Retype the records below exactly as they stand, but with no images.
------ DATA SHOWN ------
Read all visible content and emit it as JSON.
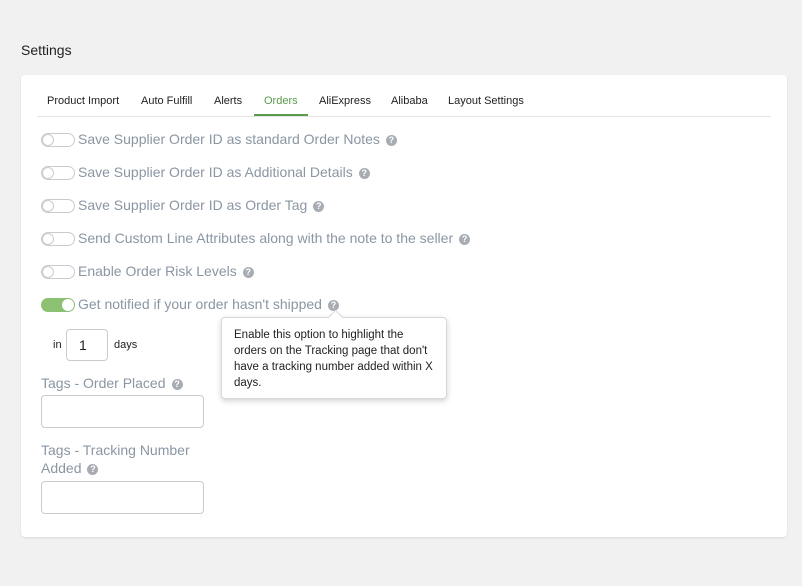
{
  "page": {
    "title": "Settings"
  },
  "tabs": [
    {
      "label": "Product Import"
    },
    {
      "label": "Auto Fulfill"
    },
    {
      "label": "Alerts"
    },
    {
      "label": "Orders"
    },
    {
      "label": "AliExpress"
    },
    {
      "label": "Alibaba"
    },
    {
      "label": "Layout Settings"
    }
  ],
  "active_tab": "Orders",
  "settings": [
    {
      "label": "Save Supplier Order ID as standard Order Notes",
      "enabled": false
    },
    {
      "label": "Save Supplier Order ID as Additional Details",
      "enabled": false
    },
    {
      "label": "Save Supplier Order ID as Order Tag",
      "enabled": false
    },
    {
      "label": "Send Custom Line Attributes along with the note to the seller",
      "enabled": false
    },
    {
      "label": "Enable Order Risk Levels",
      "enabled": false
    },
    {
      "label": "Get notified if your order hasn't shipped",
      "enabled": true
    }
  ],
  "help_glyph": "?",
  "days": {
    "prefix": "in",
    "value": "1",
    "suffix": "days"
  },
  "fields": {
    "order_placed": {
      "label": "Tags - Order Placed",
      "value": ""
    },
    "tracking_added": {
      "label_line1": "Tags - Tracking Number",
      "label_line2": "Added",
      "value": ""
    }
  },
  "tooltip": {
    "text": "Enable this option to highlight the orders on the Tracking page that don't have a tracking number added within X days."
  },
  "colors": {
    "accent": "#5a9a4a",
    "toggle_on": "#8cc072",
    "label": "#8a96a3"
  }
}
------
> [SOLUTION TO THIS PROBLEM]:
Read all visible content and emit it as JSON.
{
  "page": {
    "title": "Settings"
  },
  "tabs": [
    {
      "label": "Product Import"
    },
    {
      "label": "Auto Fulfill"
    },
    {
      "label": "Alerts"
    },
    {
      "label": "Orders"
    },
    {
      "label": "AliExpress"
    },
    {
      "label": "Alibaba"
    },
    {
      "label": "Layout Settings"
    }
  ],
  "active_tab": "Orders",
  "settings": [
    {
      "label": "Save Supplier Order ID as standard Order Notes",
      "enabled": false
    },
    {
      "label": "Save Supplier Order ID as Additional Details",
      "enabled": false
    },
    {
      "label": "Save Supplier Order ID as Order Tag",
      "enabled": false
    },
    {
      "label": "Send Custom Line Attributes along with the note to the seller",
      "enabled": false
    },
    {
      "label": "Enable Order Risk Levels",
      "enabled": false
    },
    {
      "label": "Get notified if your order hasn't shipped",
      "enabled": true
    }
  ],
  "help_glyph": "?",
  "days": {
    "prefix": "in",
    "value": "1",
    "suffix": "days"
  },
  "fields": {
    "order_placed": {
      "label": "Tags - Order Placed",
      "value": ""
    },
    "tracking_added": {
      "label_line1": "Tags - Tracking Number",
      "label_line2": "Added",
      "value": ""
    }
  },
  "tooltip": {
    "text": "Enable this option to highlight the orders on the Tracking page that don't have a tracking number added within X days."
  },
  "colors": {
    "accent": "#5a9a4a",
    "toggle_on": "#8cc072",
    "label": "#8a96a3"
  }
}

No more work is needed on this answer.